● **Exercise requirements**: Copy the entries that follow, exactly and completely.

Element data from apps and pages

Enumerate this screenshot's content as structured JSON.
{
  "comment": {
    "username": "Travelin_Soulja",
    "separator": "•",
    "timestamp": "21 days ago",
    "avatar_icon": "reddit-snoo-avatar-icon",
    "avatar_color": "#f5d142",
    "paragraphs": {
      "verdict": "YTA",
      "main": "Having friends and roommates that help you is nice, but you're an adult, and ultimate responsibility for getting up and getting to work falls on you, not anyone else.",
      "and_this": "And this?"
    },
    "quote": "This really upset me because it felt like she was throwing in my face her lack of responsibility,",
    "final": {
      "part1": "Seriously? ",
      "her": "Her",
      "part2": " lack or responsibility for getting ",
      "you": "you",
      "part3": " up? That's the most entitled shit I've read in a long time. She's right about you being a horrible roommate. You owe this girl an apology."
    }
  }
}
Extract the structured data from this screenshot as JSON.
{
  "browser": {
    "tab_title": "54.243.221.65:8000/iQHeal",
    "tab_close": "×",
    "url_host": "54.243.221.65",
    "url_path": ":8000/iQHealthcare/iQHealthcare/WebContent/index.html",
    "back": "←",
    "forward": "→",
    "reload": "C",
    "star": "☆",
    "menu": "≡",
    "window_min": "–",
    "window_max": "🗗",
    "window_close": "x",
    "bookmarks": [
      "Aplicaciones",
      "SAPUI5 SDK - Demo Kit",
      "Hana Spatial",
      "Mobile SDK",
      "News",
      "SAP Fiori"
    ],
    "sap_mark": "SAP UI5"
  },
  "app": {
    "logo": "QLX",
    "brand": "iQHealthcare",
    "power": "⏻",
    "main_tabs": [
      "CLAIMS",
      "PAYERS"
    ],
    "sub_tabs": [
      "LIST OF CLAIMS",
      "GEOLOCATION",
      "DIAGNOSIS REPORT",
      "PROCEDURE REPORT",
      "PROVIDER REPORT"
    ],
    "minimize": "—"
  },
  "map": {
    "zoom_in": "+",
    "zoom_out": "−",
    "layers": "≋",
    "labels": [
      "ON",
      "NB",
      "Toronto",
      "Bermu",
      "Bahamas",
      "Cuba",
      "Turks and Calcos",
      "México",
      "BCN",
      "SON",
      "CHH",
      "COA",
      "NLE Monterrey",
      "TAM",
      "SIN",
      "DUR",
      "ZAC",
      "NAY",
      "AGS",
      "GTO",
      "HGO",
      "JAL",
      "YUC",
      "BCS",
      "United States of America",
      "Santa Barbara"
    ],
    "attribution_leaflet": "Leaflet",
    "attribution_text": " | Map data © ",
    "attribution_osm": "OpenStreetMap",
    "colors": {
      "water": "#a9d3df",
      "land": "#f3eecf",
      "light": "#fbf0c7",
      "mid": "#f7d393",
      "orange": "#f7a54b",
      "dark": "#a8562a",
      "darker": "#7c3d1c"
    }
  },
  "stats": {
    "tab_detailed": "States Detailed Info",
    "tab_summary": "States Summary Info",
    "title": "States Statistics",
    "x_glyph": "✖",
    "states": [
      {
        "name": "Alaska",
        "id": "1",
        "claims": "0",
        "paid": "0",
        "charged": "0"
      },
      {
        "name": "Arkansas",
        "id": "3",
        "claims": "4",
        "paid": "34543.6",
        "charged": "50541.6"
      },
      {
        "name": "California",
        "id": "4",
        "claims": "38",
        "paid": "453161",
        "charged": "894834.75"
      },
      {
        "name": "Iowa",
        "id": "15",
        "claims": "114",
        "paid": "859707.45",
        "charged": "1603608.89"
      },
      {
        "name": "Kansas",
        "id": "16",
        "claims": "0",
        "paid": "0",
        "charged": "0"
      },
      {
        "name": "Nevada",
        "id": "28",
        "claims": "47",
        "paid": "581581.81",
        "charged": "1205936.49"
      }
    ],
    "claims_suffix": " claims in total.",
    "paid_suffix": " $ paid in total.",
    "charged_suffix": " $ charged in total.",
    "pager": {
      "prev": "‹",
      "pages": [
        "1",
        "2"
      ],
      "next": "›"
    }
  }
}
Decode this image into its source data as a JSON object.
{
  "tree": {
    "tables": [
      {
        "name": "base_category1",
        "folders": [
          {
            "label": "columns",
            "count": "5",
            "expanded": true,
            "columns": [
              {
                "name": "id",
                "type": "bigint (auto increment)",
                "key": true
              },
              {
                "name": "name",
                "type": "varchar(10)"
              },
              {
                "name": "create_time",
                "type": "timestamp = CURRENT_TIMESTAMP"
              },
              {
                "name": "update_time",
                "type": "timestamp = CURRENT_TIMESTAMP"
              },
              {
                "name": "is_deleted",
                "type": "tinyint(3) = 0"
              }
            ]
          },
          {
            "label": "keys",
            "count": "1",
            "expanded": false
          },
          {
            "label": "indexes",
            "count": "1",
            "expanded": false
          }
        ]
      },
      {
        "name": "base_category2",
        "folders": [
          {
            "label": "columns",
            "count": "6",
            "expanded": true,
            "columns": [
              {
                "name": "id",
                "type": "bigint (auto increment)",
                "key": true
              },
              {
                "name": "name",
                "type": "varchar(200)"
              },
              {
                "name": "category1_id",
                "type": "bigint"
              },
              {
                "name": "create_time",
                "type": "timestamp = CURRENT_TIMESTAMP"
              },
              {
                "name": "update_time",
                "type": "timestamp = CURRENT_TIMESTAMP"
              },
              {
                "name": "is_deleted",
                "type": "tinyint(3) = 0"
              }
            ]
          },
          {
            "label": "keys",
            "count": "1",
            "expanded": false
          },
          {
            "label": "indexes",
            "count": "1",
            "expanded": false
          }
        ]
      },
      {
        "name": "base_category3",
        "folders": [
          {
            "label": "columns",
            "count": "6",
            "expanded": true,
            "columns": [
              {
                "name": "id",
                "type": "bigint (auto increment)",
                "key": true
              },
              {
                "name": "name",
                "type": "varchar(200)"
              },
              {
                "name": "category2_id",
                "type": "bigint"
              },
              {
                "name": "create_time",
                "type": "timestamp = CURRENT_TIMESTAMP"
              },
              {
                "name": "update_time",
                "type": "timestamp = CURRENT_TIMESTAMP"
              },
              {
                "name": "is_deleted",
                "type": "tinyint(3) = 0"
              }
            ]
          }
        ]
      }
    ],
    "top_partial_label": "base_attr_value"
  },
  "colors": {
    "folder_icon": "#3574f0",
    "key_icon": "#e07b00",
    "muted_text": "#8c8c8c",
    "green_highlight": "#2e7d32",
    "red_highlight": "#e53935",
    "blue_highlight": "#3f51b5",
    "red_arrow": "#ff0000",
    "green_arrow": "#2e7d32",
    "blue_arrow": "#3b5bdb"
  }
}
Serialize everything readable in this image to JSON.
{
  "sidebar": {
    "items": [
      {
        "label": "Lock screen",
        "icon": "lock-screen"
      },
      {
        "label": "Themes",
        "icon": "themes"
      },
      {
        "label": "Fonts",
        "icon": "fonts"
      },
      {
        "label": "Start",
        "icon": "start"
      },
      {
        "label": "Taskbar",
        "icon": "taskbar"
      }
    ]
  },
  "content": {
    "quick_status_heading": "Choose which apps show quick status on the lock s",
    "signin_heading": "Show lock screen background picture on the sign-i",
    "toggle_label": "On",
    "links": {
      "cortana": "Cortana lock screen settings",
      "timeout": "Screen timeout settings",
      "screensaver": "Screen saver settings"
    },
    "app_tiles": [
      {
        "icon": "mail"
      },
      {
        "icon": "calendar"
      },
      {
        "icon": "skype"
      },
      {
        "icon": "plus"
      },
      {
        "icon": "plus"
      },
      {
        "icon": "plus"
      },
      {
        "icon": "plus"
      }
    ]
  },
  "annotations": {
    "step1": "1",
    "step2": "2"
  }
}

● **Written response**:
Enumerate this screenshot's content as structured JSON.
{
  "comment": {
    "username": "Travelin_Soulja",
    "separator": "•",
    "timestamp": "21 days ago",
    "avatar_icon": "reddit-snoo-avatar-icon",
    "avatar_color": "#f5d142",
    "paragraphs": {
      "verdict": "YTA",
      "main": "Having friends and roommates that help you is nice, but you're an adult, and ultimate responsibility for getting up and getting to work falls on you, not anyone else.",
      "and_this": "And this?"
    },
    "quote": "This really upset me because it felt like she was throwing in my face her lack of responsibility,",
    "final": {
      "part1": "Seriously? ",
      "her": "Her",
      "part2": " lack or responsibility for getting ",
      "you": "you",
      "part3": " up? That's the most entitled shit I've read in a long time. She's right about you being a horrible roommate. You owe this girl an apology."
    }
  }
}
Extract the structured data from this screenshot as JSON.
{
  "browser": {
    "tab_title": "54.243.221.65:8000/iQHeal",
    "tab_close": "×",
    "url_host": "54.243.221.65",
    "url_path": ":8000/iQHealthcare/iQHealthcare/WebContent/index.html",
    "back": "←",
    "forward": "→",
    "reload": "C",
    "star": "☆",
    "menu": "≡",
    "window_min": "–",
    "window_max": "🗗",
    "window_close": "x",
    "bookmarks": [
      "Aplicaciones",
      "SAPUI5 SDK - Demo Kit",
      "Hana Spatial",
      "Mobile SDK",
      "News",
      "SAP Fiori"
    ],
    "sap_mark": "SAP UI5"
  },
  "app": {
    "logo": "QLX",
    "brand": "iQHealthcare",
    "power": "⏻",
    "main_tabs": [
      "CLAIMS",
      "PAYERS"
    ],
    "sub_tabs": [
      "LIST OF CLAIMS",
      "GEOLOCATION",
      "DIAGNOSIS REPORT",
      "PROCEDURE REPORT",
      "PROVIDER REPORT"
    ],
    "minimize": "—"
  },
  "map": {
    "zoom_in": "+",
    "zoom_out": "−",
    "layers": "≋",
    "labels": [
      "ON",
      "NB",
      "Toronto",
      "Bermu",
      "Bahamas",
      "Cuba",
      "Turks and Calcos",
      "México",
      "BCN",
      "SON",
      "CHH",
      "COA",
      "NLE Monterrey",
      "TAM",
      "SIN",
      "DUR",
      "ZAC",
      "NAY",
      "AGS",
      "GTO",
      "HGO",
      "JAL",
      "YUC",
      "BCS",
      "United States of America",
      "Santa Barbara"
    ],
    "attribution_leaflet": "Leaflet",
    "attribution_text": " | Map data © ",
    "attribution_osm": "OpenStreetMap",
    "colors": {
      "water": "#a9d3df",
      "land": "#f3eecf",
      "light": "#fbf0c7",
      "mid": "#f7d393",
      "orange": "#f7a54b",
      "dark": "#a8562a",
      "darker": "#7c3d1c"
    }
  },
  "stats": {
    "tab_detailed": "States Detailed Info",
    "tab_summary": "States Summary Info",
    "title": "States Statistics",
    "x_glyph": "✖",
    "states": [
      {
        "name": "Alaska",
        "id": "1",
        "claims": "0",
        "paid": "0",
        "charged": "0"
      },
      {
        "name": "Arkansas",
        "id": "3",
        "claims": "4",
        "paid": "34543.6",
        "charged": "50541.6"
      },
      {
        "name": "California",
        "id": "4",
        "claims": "38",
        "paid": "453161",
        "charged": "894834.75"
      },
      {
        "name": "Iowa",
        "id": "15",
        "claims": "114",
        "paid": "859707.45",
        "charged": "1603608.89"
      },
      {
        "name": "Kansas",
        "id": "16",
        "claims": "0",
        "paid": "0",
        "charged": "0"
      },
      {
        "name": "Nevada",
        "id": "28",
        "claims": "47",
        "paid": "581581.81",
        "charged": "1205936.49"
      }
    ],
    "claims_suffix": " claims in total.",
    "paid_suffix": " $ paid in total.",
    "charged_suffix": " $ charged in total.",
    "pager": {
      "prev": "‹",
      "pages": [
        "1",
        "2"
      ],
      "next": "›"
    }
  }
}
Decode this image into its source data as a JSON object.
{
  "tree": {
    "tables": [
      {
        "name": "base_category1",
        "folders": [
          {
            "label": "columns",
            "count": "5",
            "expanded": true,
            "columns": [
              {
                "name": "id",
                "type": "bigint (auto increment)",
                "key": true
              },
              {
                "name": "name",
                "type": "varchar(10)"
              },
              {
                "name": "create_time",
                "type": "timestamp = CURRENT_TIMESTAMP"
              },
              {
                "name": "update_time",
                "type": "timestamp = CURRENT_TIMESTAMP"
              },
              {
                "name": "is_deleted",
                "type": "tinyint(3) = 0"
              }
            ]
          },
          {
            "label": "keys",
            "count": "1",
            "expanded": false
          },
          {
            "label": "indexes",
            "count": "1",
            "expanded": false
          }
        ]
      },
      {
        "name": "base_category2",
        "folders": [
          {
            "label": "columns",
            "count": "6",
            "expanded": true,
            "columns": [
              {
                "name": "id",
                "type": "bigint (auto increment)",
                "key": true
              },
              {
                "name": "name",
                "type": "varchar(200)"
              },
              {
                "name": "category1_id",
                "type": "bigint"
              },
              {
                "name": "create_time",
                "type": "timestamp = CURRENT_TIMESTAMP"
              },
              {
                "name": "update_time",
                "type": "timestamp = CURRENT_TIMESTAMP"
              },
              {
                "name": "is_deleted",
                "type": "tinyint(3) = 0"
              }
            ]
          },
          {
            "label": "keys",
            "count": "1",
            "expanded": false
          },
          {
            "label": "indexes",
            "count": "1",
            "expanded": false
          }
        ]
      },
      {
        "name": "base_category3",
        "folders": [
          {
            "label": "columns",
            "count": "6",
            "expanded": true,
            "columns": [
              {
                "name": "id",
                "type": "bigint (auto increment)",
                "key": true
              },
              {
                "name": "name",
                "type": "varchar(200)"
              },
              {
                "name": "category2_id",
                "type": "bigint"
              },
              {
                "name": "create_time",
                "type": "timestamp = CURRENT_TIMESTAMP"
              },
              {
                "name": "update_time",
                "type": "timestamp = CURRENT_TIMESTAMP"
              },
              {
                "name": "is_deleted",
                "type": "tinyint(3) = 0"
              }
            ]
          }
        ]
      }
    ],
    "top_partial_label": "base_attr_value"
  },
  "colors": {
    "folder_icon": "#3574f0",
    "key_icon": "#e07b00",
    "muted_text": "#8c8c8c",
    "green_highlight": "#2e7d32",
    "red_highlight": "#e53935",
    "blue_highlight": "#3f51b5",
    "red_arrow": "#ff0000",
    "green_arrow": "#2e7d32",
    "blue_arrow": "#3b5bdb"
  }
}
Serialize everything readable in this image to JSON.
{
  "sidebar": {
    "items": [
      {
        "label": "Lock screen",
        "icon": "lock-screen"
      },
      {
        "label": "Themes",
        "icon": "themes"
      },
      {
        "label": "Fonts",
        "icon": "fonts"
      },
      {
        "label": "Start",
        "icon": "start"
      },
      {
        "label": "Taskbar",
        "icon": "taskbar"
      }
    ]
  },
  "content": {
    "quick_status_heading": "Choose which apps show quick status on the lock s",
    "signin_heading": "Show lock screen background picture on the sign-i",
    "toggle_label": "On",
    "links": {
      "cortana": "Cortana lock screen settings",
      "timeout": "Screen timeout settings",
      "screensaver": "Screen saver settings"
    },
    "app_tiles": [
      {
        "icon": "mail"
      },
      {
        "icon": "calendar"
      },
      {
        "icon": "skype"
      },
      {
        "icon": "plus"
      },
      {
        "icon": "plus"
      },
      {
        "icon": "plus"
      },
      {
        "icon": "plus"
      }
    ]
  },
  "annotations": {
    "step1": "1",
    "step2": "2"
  }
}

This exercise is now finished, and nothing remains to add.